*Prompt*. Lines from the entries below that hold "active" form the answer; copy all of them.
[Opening Excerpted records section]
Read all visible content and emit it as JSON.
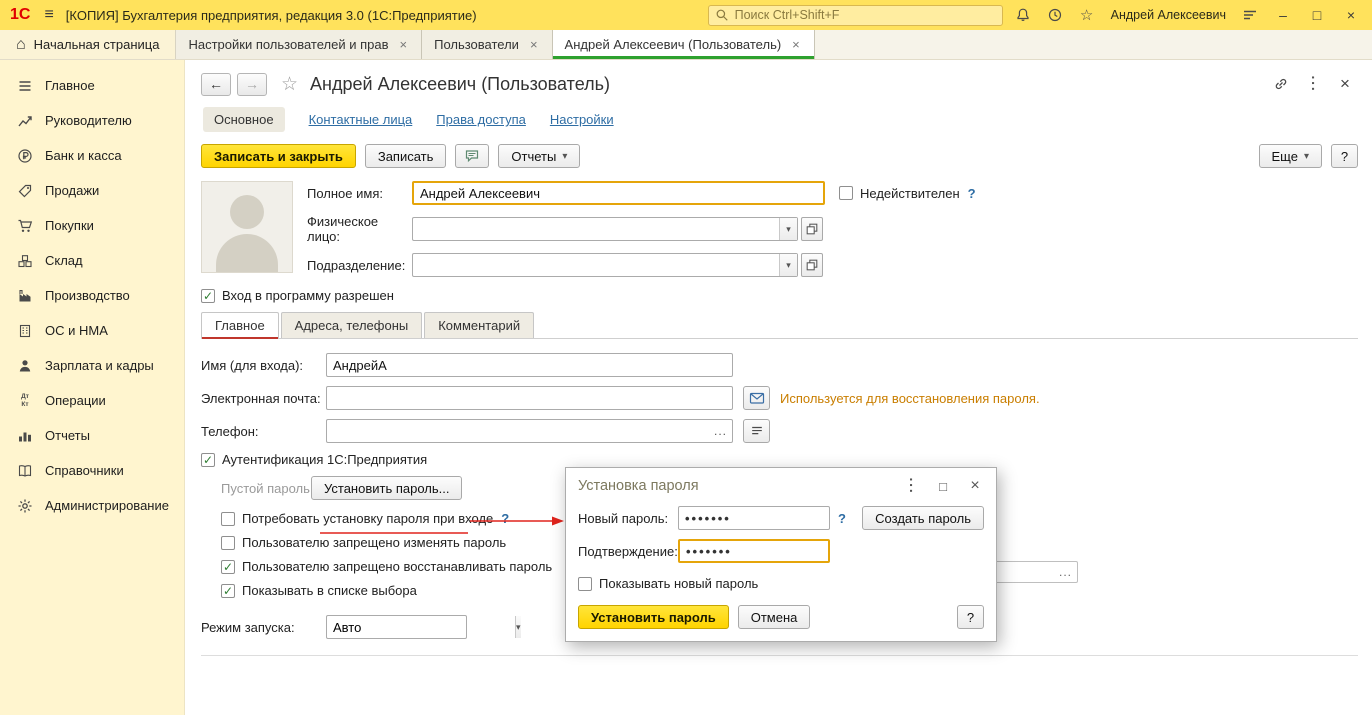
{
  "icons": {
    "menu": "≡",
    "home": "⌂",
    "star": "☆",
    "minimize": "–",
    "maximize": "□",
    "close": "×",
    "caret": "▾",
    "back": "←",
    "forward": "→",
    "check": "✓",
    "ellipsis": "...",
    "dots": "···",
    "help": "?"
  },
  "titlebar": {
    "logo": "1С",
    "app_title": "[КОПИЯ] Бухгалтерия предприятия, редакция 3.0  (1С:Предприятие)",
    "search_placeholder": "Поиск Ctrl+Shift+F",
    "user_name": "Андрей Алексеевич"
  },
  "tabbar": {
    "home_label": "Начальная страница",
    "tabs": [
      {
        "label": "Настройки пользователей и прав"
      },
      {
        "label": "Пользователи"
      },
      {
        "label": "Андрей Алексеевич (Пользователь)",
        "active": true
      }
    ]
  },
  "sidebar": {
    "items": [
      {
        "label": "Главное"
      },
      {
        "label": "Руководителю"
      },
      {
        "label": "Банк и касса"
      },
      {
        "label": "Продажи"
      },
      {
        "label": "Покупки"
      },
      {
        "label": "Склад"
      },
      {
        "label": "Производство"
      },
      {
        "label": "ОС и НМА"
      },
      {
        "label": "Зарплата и кадры"
      },
      {
        "label": "Операции",
        "icon_top": "Дт",
        "icon_bottom": "Кт"
      },
      {
        "label": "Отчеты"
      },
      {
        "label": "Справочники"
      },
      {
        "label": "Администрирование"
      }
    ]
  },
  "main": {
    "title": "Андрей Алексеевич (Пользователь)",
    "sections": {
      "active": "Основное",
      "links": [
        "Контактные лица",
        "Права доступа",
        "Настройки"
      ]
    },
    "toolbar": {
      "save_close": "Записать и закрыть",
      "save": "Записать",
      "reports": "Отчеты",
      "more": "Еще",
      "help": "?"
    },
    "form": {
      "full_name": {
        "label": "Полное имя:",
        "value": "Андрей Алексеевич"
      },
      "invalid": {
        "label": "Недействителен",
        "help": "?"
      },
      "person": {
        "label": "Физическое лицо:",
        "value": ""
      },
      "department": {
        "label": "Подразделение:",
        "value": ""
      },
      "login_allowed": "Вход в программу разрешен",
      "tabs": {
        "active": "Главное",
        "others": [
          "Адреса, телефоны",
          "Комментарий"
        ]
      },
      "login": {
        "label": "Имя (для входа):",
        "value": "АндрейА"
      },
      "email": {
        "label": "Электронная почта:",
        "value": "",
        "hint": "Используется для восстановления пароля."
      },
      "phone": {
        "label": "Телефон:",
        "value": ""
      },
      "auth_1c": "Аутентификация 1С:Предприятия",
      "empty_password": "Пустой пароль",
      "set_password": "Установить пароль...",
      "options": [
        {
          "label": "Потребовать установку пароля при входе",
          "checked": false,
          "help": "?"
        },
        {
          "label": "Пользователю запрещено изменять пароль",
          "checked": false
        },
        {
          "label": "Пользователю запрещено восстанавливать пароль",
          "checked": true
        },
        {
          "label": "Показывать в списке выбора",
          "checked": true
        }
      ],
      "run_mode": {
        "label": "Режим запуска:",
        "value": "Авто"
      }
    }
  },
  "dialog": {
    "title": "Установка пароля",
    "new_password_label": "Новый пароль:",
    "new_password_value": "•••••••",
    "help": "?",
    "create_password_button": "Создать пароль",
    "confirm_label": "Подтверждение:",
    "confirm_value": "•••••••",
    "show_password_label": "Показывать новый пароль",
    "set_password_button": "Установить пароль",
    "cancel_button": "Отмена"
  }
}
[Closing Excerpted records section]
*Solution*.
        "active": true
      "active": "Основное",
        "active": "Главное",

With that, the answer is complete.